Standing tall at 80 meters, with its 11 towers, and seven bells, the Timișoara Metropolitan Cathedral is one of the most imposing buildings in the city. Its cupola is built in Moldavian style, while the side arches are in Byzantine style and the mosaic floors recreate motifs found in Banat style rugs. The City Hall and the Neuhaus Palace, designed by talented Hungarian-born architect Laszlo Szekely, add to the list of architectural landmarks of the city.
The Catholic Dome is the most important Baroque monument in the Banat region. Its sumptuous interior features nine altars decorated in rococo style, made by Viennese painters and sculptors. Not least, Art Nouveau buildings are scattered all around the area of the former citadel. The Dicasterial Palace, hosting the Palace of Justice, is a copy of the Palazzo Medici in Florence.
The city’s old centre is full of cafés, restaurants and ice cream parlours catering to all tastes. The highlights of the Banat cuisine, such as pork specialties, Ciolan cu varză and Pulpă de porc la tavă or Mâncare de brozbe as well as plenty of deserts will provide you with a hearty meal after a day full of sightseeing.
Timișoara has mild weather all year round, thanks to its Marine West Coast Climate. This means that usually, at the height of summer, the city is spared the hot and dry days Bucharest and other cities in the Romanian Plain are known for. In winter, temperatures do not drop sharply, making the city an enjoyable destination to be explored by day and by night.

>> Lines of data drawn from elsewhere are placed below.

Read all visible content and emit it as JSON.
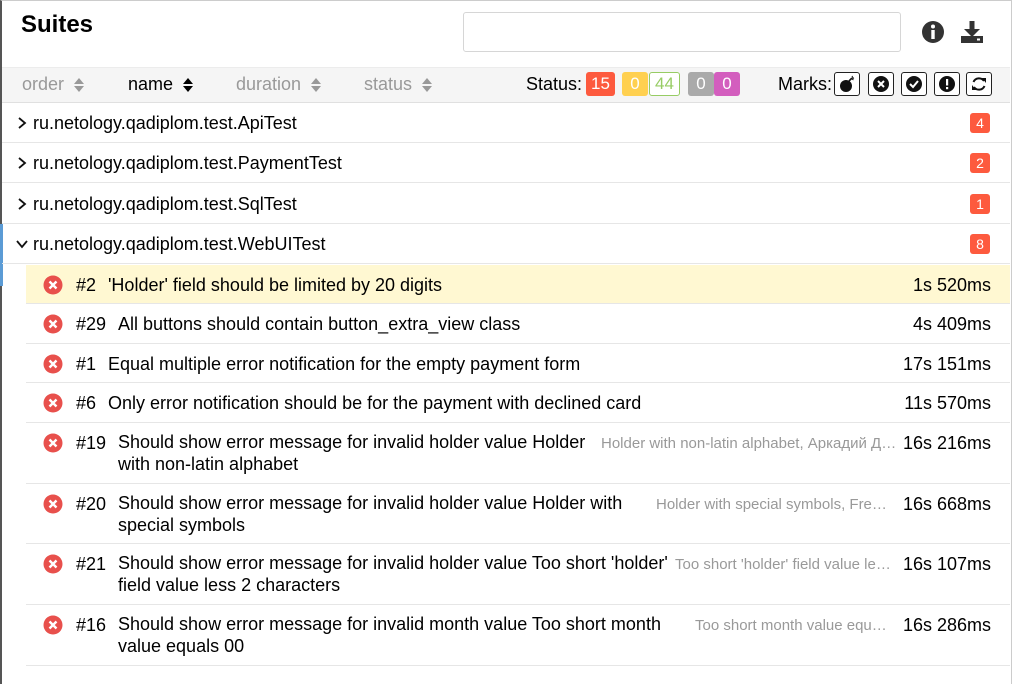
{
  "header": {
    "title": "Suites",
    "search_placeholder": ""
  },
  "sort": {
    "order": "order",
    "name": "name",
    "duration": "duration",
    "status": "status",
    "active": "name"
  },
  "status_filter": {
    "label": "Status:",
    "failed": "15",
    "broken": "0",
    "passed": "44",
    "skipped": "0",
    "unknown": "0",
    "colors": {
      "failed": "#fd5a3e",
      "broken": "#ffd050",
      "passed": "#97cc64",
      "skipped": "#aaaaaa",
      "unknown": "#d35ebe"
    }
  },
  "marks": {
    "label": "Marks:",
    "items": [
      "bomb-icon",
      "close-circle-icon",
      "check-circle-icon",
      "exclamation-circle-icon",
      "refresh-icon"
    ]
  },
  "suites": [
    {
      "name": "ru.netology.qadiplom.test.ApiTest",
      "count": "4",
      "expanded": false
    },
    {
      "name": "ru.netology.qadiplom.test.PaymentTest",
      "count": "2",
      "expanded": false
    },
    {
      "name": "ru.netology.qadiplom.test.SqlTest",
      "count": "1",
      "expanded": false
    },
    {
      "name": "ru.netology.qadiplom.test.WebUITest",
      "count": "8",
      "expanded": true
    }
  ],
  "tests": [
    {
      "num": "#2",
      "name": "'Holder' field should be limited by 20 digits",
      "param": "",
      "duration": "1s 520ms",
      "selected": true
    },
    {
      "num": "#29",
      "name": "All buttons should contain button_extra_view class",
      "param": "",
      "duration": "4s 409ms"
    },
    {
      "num": "#1",
      "name": "Equal multiple error notification for the empty payment form",
      "param": "",
      "duration": "17s 151ms"
    },
    {
      "num": "#6",
      "name": "Only error notification should be for the payment with declined card",
      "param": "",
      "duration": "11s 570ms"
    },
    {
      "num": "#19",
      "name_line1": "Should show error message for invalid holder value Holder",
      "name_line2": "with non-latin alphabet",
      "param": "Holder with non-latin alphabet, Аркадий Де...",
      "duration": "16s 216ms"
    },
    {
      "num": "#20",
      "name_line1": "Should show error message for invalid holder value Holder with",
      "name_line2": "special symbols",
      "param": "Holder with special symbols, Fred...",
      "duration": "16s 668ms"
    },
    {
      "num": "#21",
      "name_line1": "Should show error message for invalid holder value Too short 'holder'",
      "name_line2": "field value less 2 characters",
      "param": "Too short 'holder' field value les...",
      "duration": "16s 107ms"
    },
    {
      "num": "#16",
      "name_line1": "Should show error message for invalid month value Too short month",
      "name_line2": "value equals 00",
      "param": "Too short month value equal...",
      "duration": "16s 286ms"
    }
  ]
}
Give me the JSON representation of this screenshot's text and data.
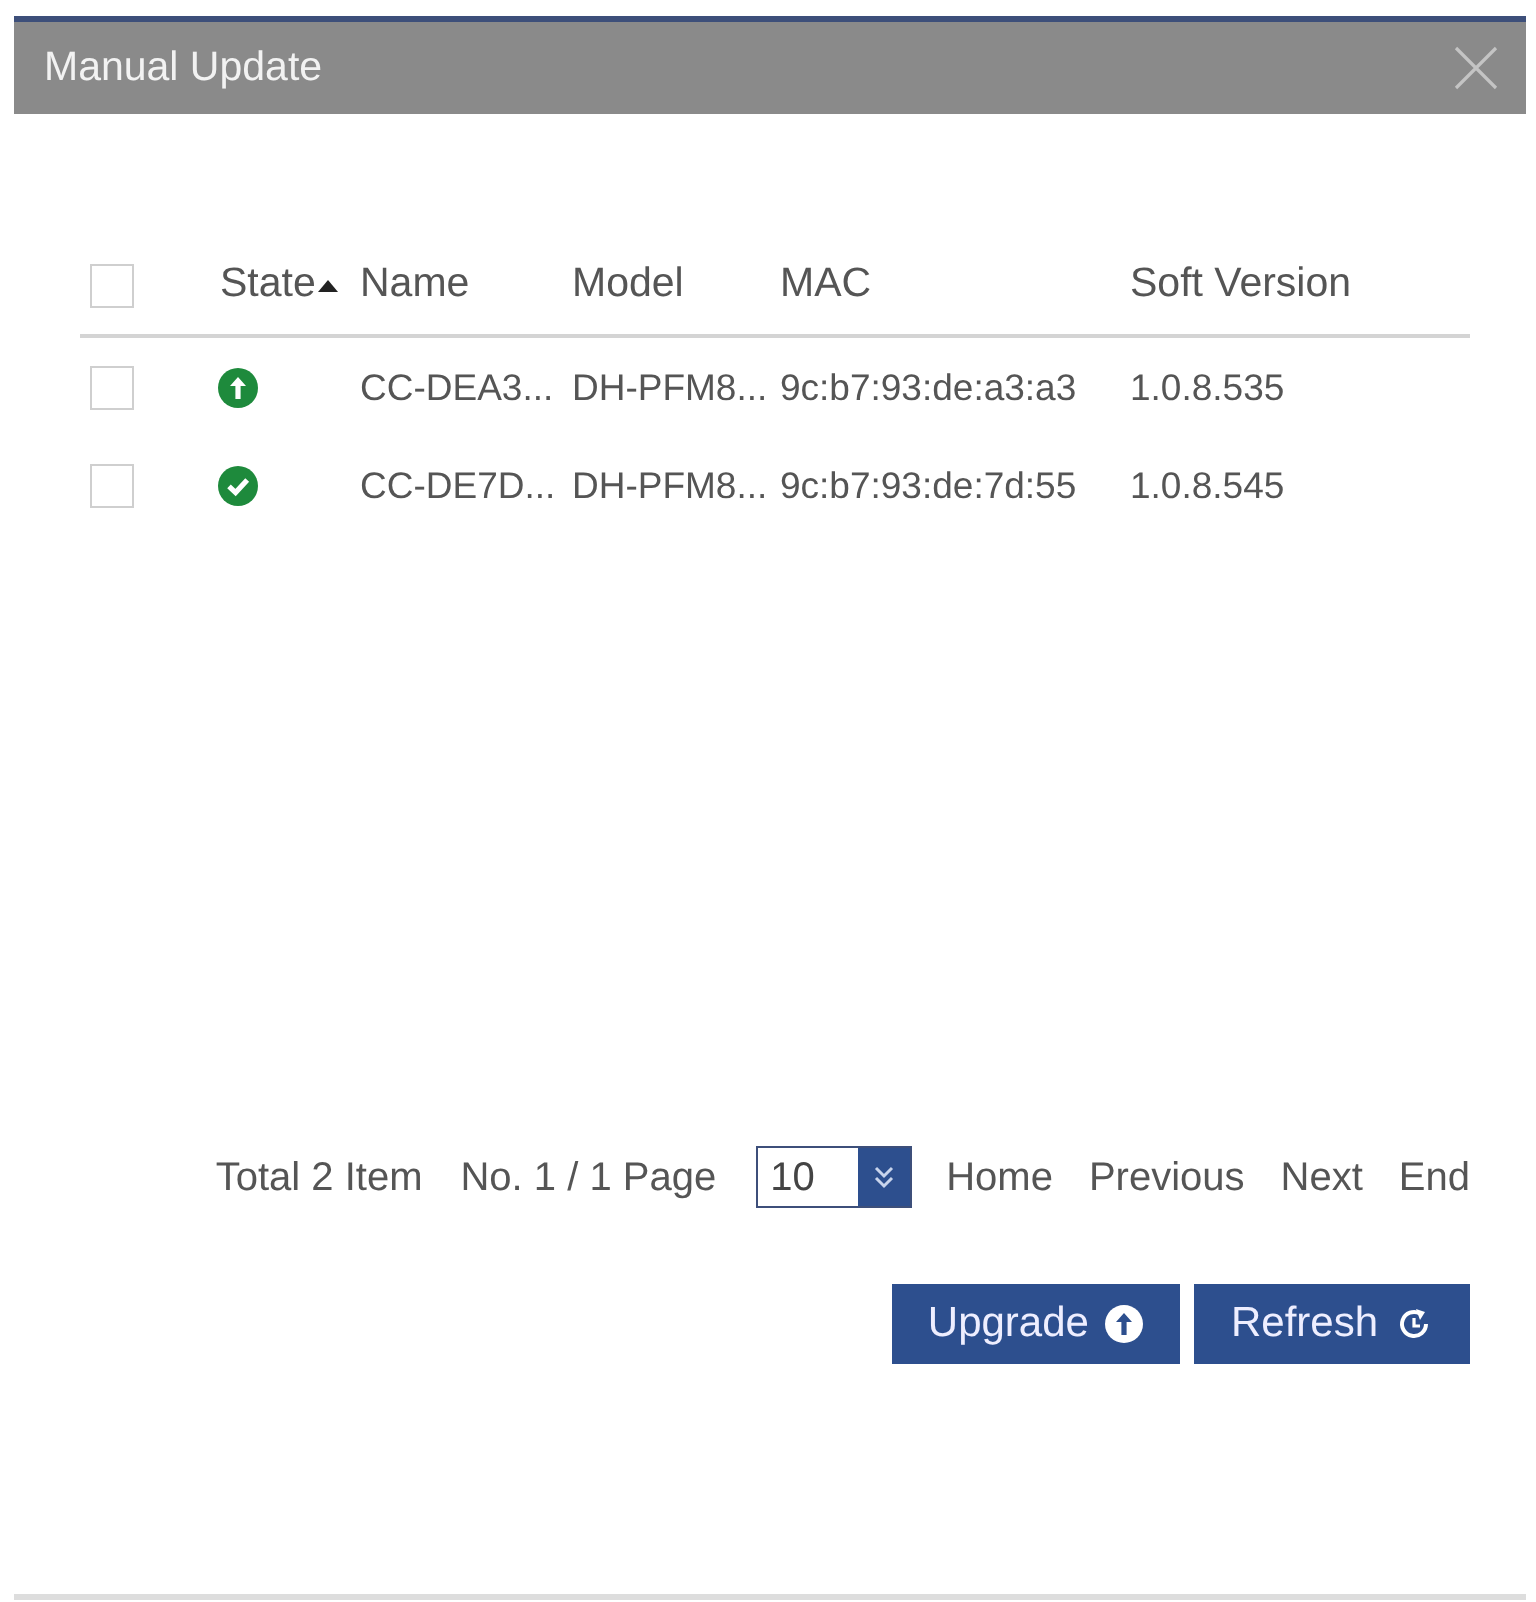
{
  "window": {
    "title": "Manual Update"
  },
  "table": {
    "select_all": {
      "checked": false
    },
    "columns": [
      {
        "label": "State",
        "sorted": true
      },
      {
        "label": "Name",
        "sorted": false
      },
      {
        "label": "Model",
        "sorted": false
      },
      {
        "label": "MAC",
        "sorted": false
      },
      {
        "label": "Soft Version",
        "sorted": false
      }
    ],
    "rows": [
      {
        "checked": false,
        "kind": "upgradable",
        "name": "CC-DEA3...",
        "model": "DH-PFM8...",
        "mac": "9c:b7:93:de:a3:a3",
        "soft_version": "1.0.8.535"
      },
      {
        "checked": false,
        "kind": "current",
        "name": "CC-DE7D...",
        "model": "DH-PFM8...",
        "mac": "9c:b7:93:de:7d:55",
        "soft_version": "1.0.8.545"
      }
    ]
  },
  "pagination": {
    "total": "Total 2 Item",
    "page": "No. 1 / 1 Page",
    "page_size": "10",
    "links": [
      "Home",
      "Previous",
      "Next",
      "End"
    ]
  },
  "buttons": [
    {
      "label": "Upgrade",
      "kind": "upgrade"
    },
    {
      "label": "Refresh",
      "kind": "refresh"
    }
  ]
}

Timișoara has plenty of parks as well as its own Botanical Gardens. However, the natural areas around the city are where you can spot the most spectacular wildlife in the region. To combine outdoor activities and birdwatching, a canoe trip on the Bega river will provide you with the right setting. A longer trip, of around two and half hours will take you to Cheile Nerei, one of the most beautiful national parks in Romania.